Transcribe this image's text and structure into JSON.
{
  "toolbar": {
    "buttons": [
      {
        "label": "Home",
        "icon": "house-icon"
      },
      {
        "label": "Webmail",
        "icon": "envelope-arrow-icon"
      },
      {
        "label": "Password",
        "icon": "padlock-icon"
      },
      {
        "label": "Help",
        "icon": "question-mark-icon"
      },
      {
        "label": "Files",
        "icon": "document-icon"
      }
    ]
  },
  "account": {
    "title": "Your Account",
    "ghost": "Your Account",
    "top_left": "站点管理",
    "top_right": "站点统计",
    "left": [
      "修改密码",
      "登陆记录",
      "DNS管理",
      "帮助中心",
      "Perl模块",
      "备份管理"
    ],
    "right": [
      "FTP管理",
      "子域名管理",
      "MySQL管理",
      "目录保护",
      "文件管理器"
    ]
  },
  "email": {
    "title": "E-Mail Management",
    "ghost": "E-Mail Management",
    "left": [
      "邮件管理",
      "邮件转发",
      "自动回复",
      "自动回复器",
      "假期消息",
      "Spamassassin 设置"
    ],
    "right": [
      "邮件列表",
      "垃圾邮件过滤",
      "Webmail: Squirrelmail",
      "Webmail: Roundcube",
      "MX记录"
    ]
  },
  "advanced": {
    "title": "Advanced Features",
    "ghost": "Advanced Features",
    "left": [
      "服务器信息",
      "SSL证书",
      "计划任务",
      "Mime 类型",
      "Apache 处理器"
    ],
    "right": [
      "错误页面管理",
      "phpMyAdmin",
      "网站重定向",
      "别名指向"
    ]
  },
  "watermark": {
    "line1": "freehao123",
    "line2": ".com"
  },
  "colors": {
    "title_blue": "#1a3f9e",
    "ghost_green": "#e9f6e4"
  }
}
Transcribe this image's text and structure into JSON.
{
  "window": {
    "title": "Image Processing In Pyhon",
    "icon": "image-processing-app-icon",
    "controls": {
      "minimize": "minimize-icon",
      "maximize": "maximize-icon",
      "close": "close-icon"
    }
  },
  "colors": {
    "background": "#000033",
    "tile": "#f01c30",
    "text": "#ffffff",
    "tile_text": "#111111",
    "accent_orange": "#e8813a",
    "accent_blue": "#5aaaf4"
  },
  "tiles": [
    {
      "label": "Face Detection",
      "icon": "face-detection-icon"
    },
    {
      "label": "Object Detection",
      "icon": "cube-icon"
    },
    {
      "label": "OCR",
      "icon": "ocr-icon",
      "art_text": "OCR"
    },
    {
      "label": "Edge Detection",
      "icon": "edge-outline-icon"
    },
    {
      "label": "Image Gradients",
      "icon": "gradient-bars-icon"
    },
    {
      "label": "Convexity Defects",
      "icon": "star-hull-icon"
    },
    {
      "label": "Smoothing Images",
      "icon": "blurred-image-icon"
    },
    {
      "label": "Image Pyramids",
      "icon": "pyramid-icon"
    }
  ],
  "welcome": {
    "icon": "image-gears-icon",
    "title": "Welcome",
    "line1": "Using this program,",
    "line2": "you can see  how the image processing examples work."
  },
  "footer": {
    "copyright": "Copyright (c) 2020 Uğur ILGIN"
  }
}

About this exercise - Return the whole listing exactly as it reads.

Expected answer -
Transcribe this image's text and structure into JSON.
{
  "toolbar": {
    "buttons": [
      {
        "label": "Home",
        "icon": "house-icon"
      },
      {
        "label": "Webmail",
        "icon": "envelope-arrow-icon"
      },
      {
        "label": "Password",
        "icon": "padlock-icon"
      },
      {
        "label": "Help",
        "icon": "question-mark-icon"
      },
      {
        "label": "Files",
        "icon": "document-icon"
      }
    ]
  },
  "account": {
    "title": "Your Account",
    "ghost": "Your Account",
    "top_left": "站点管理",
    "top_right": "站点统计",
    "left": [
      "修改密码",
      "登陆记录",
      "DNS管理",
      "帮助中心",
      "Perl模块",
      "备份管理"
    ],
    "right": [
      "FTP管理",
      "子域名管理",
      "MySQL管理",
      "目录保护",
      "文件管理器"
    ]
  },
  "email": {
    "title": "E-Mail Management",
    "ghost": "E-Mail Management",
    "left": [
      "邮件管理",
      "邮件转发",
      "自动回复",
      "自动回复器",
      "假期消息",
      "Spamassassin 设置"
    ],
    "right": [
      "邮件列表",
      "垃圾邮件过滤",
      "Webmail: Squirrelmail",
      "Webmail: Roundcube",
      "MX记录"
    ]
  },
  "advanced": {
    "title": "Advanced Features",
    "ghost": "Advanced Features",
    "left": [
      "服务器信息",
      "SSL证书",
      "计划任务",
      "Mime 类型",
      "Apache 处理器"
    ],
    "right": [
      "错误页面管理",
      "phpMyAdmin",
      "网站重定向",
      "别名指向"
    ]
  },
  "watermark": {
    "line1": "freehao123",
    "line2": ".com"
  },
  "colors": {
    "title_blue": "#1a3f9e",
    "ghost_green": "#e9f6e4"
  }
}
Transcribe this image's text and structure into JSON.
{
  "window": {
    "title": "Image Processing In Pyhon",
    "icon": "image-processing-app-icon",
    "controls": {
      "minimize": "minimize-icon",
      "maximize": "maximize-icon",
      "close": "close-icon"
    }
  },
  "colors": {
    "background": "#000033",
    "tile": "#f01c30",
    "text": "#ffffff",
    "tile_text": "#111111",
    "accent_orange": "#e8813a",
    "accent_blue": "#5aaaf4"
  },
  "tiles": [
    {
      "label": "Face Detection",
      "icon": "face-detection-icon"
    },
    {
      "label": "Object Detection",
      "icon": "cube-icon"
    },
    {
      "label": "OCR",
      "icon": "ocr-icon",
      "art_text": "OCR"
    },
    {
      "label": "Edge Detection",
      "icon": "edge-outline-icon"
    },
    {
      "label": "Image Gradients",
      "icon": "gradient-bars-icon"
    },
    {
      "label": "Convexity Defects",
      "icon": "star-hull-icon"
    },
    {
      "label": "Smoothing Images",
      "icon": "blurred-image-icon"
    },
    {
      "label": "Image Pyramids",
      "icon": "pyramid-icon"
    }
  ],
  "welcome": {
    "icon": "image-gears-icon",
    "title": "Welcome",
    "line1": "Using this program,",
    "line2": "you can see  how the image processing examples work."
  },
  "footer": {
    "copyright": "Copyright (c) 2020 Uğur ILGIN"
  }
}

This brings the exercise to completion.